**Directions**
Check every line of the entries that follow, and copy the ones containing "screenshot".

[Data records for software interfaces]
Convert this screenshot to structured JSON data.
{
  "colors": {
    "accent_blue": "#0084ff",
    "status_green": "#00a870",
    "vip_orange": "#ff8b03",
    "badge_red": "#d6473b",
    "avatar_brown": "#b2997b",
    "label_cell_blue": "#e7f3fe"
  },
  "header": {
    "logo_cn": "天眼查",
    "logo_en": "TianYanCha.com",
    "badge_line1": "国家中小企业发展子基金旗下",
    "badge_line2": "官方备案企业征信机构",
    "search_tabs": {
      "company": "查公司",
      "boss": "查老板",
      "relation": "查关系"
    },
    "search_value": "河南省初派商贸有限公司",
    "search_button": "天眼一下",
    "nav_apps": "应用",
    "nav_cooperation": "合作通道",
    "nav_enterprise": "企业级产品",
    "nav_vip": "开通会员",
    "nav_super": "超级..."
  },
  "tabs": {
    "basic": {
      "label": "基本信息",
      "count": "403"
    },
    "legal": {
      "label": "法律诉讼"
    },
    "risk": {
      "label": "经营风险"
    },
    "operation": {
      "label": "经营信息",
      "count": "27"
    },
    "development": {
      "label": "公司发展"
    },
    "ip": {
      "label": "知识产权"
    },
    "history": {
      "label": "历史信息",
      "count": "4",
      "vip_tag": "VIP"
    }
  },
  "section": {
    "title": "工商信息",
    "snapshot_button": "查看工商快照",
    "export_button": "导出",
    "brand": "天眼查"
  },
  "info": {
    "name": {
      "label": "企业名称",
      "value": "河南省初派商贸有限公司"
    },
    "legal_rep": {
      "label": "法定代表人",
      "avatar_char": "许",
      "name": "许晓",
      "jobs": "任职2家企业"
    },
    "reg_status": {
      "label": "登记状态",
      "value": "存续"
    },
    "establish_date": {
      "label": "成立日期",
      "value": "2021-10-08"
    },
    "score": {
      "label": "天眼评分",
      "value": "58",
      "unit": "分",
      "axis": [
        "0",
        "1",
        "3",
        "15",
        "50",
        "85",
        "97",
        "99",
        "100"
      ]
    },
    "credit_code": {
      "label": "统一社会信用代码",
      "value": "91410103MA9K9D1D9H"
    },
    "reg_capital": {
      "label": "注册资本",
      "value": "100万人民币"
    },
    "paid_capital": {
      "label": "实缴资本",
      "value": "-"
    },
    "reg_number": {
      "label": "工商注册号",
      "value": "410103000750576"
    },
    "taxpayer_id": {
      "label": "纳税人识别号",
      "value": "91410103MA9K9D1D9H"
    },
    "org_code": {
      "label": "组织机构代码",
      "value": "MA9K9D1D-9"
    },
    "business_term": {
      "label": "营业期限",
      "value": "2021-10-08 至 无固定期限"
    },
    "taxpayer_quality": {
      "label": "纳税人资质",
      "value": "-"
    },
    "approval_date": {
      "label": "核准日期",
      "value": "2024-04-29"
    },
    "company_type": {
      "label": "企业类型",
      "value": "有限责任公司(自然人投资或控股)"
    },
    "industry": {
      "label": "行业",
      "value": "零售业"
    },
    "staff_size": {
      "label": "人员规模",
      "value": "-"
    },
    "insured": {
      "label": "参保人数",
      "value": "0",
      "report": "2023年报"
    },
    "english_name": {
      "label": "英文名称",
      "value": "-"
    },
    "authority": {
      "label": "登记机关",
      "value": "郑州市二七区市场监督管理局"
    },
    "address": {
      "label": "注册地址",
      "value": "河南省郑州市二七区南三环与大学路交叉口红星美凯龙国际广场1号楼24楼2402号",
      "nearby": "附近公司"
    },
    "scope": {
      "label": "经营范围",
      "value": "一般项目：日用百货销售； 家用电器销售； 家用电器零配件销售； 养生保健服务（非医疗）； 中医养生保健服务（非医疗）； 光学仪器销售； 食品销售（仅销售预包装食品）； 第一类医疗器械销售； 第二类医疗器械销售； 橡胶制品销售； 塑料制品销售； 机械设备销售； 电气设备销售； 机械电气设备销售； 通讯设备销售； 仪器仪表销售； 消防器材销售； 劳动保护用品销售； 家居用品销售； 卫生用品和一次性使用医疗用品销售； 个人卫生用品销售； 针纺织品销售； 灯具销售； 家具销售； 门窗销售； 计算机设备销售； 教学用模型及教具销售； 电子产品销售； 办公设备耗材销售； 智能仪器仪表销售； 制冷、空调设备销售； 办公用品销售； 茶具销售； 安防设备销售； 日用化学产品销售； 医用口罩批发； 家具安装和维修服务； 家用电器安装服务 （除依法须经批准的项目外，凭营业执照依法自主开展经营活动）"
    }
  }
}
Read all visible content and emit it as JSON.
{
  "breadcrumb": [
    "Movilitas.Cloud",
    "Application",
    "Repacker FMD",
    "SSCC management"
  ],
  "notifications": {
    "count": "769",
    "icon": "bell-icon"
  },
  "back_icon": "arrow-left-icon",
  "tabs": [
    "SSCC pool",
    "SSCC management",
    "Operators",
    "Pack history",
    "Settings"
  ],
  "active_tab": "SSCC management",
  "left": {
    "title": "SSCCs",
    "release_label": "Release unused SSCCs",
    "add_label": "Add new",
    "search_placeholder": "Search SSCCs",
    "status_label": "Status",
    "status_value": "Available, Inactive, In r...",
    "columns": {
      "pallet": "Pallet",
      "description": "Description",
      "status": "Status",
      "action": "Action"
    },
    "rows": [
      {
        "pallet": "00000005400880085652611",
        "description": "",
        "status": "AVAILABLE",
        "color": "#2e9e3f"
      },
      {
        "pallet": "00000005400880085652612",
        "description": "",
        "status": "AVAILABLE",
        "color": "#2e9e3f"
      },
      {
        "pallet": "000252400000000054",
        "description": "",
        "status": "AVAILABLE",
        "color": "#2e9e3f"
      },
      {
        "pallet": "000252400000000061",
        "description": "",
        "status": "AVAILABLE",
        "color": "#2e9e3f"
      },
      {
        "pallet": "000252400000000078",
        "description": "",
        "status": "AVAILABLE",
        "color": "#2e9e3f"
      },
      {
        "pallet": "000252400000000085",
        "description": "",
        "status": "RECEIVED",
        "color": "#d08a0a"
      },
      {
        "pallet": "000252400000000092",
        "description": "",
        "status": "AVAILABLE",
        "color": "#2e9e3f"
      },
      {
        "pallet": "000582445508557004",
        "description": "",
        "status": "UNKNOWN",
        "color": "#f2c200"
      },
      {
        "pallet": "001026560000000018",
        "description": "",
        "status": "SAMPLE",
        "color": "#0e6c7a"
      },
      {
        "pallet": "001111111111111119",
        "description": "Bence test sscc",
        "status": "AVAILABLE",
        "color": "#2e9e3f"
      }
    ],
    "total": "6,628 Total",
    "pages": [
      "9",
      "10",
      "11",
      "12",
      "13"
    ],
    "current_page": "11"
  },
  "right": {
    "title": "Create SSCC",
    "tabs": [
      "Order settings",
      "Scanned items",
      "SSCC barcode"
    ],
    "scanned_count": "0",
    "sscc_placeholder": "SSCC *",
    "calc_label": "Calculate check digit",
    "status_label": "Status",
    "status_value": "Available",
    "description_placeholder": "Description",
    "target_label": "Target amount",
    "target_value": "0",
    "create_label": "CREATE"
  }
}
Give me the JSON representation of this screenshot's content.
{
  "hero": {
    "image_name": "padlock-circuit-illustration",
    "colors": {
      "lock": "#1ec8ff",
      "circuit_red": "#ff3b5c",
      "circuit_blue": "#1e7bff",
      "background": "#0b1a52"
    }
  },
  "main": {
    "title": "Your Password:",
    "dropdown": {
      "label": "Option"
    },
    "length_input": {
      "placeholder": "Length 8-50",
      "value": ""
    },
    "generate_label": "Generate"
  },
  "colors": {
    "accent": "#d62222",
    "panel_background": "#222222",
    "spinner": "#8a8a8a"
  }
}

**Result of the exercise**
Convert this screenshot to structured JSON data.
Give me the JSON representation of this screenshot's content.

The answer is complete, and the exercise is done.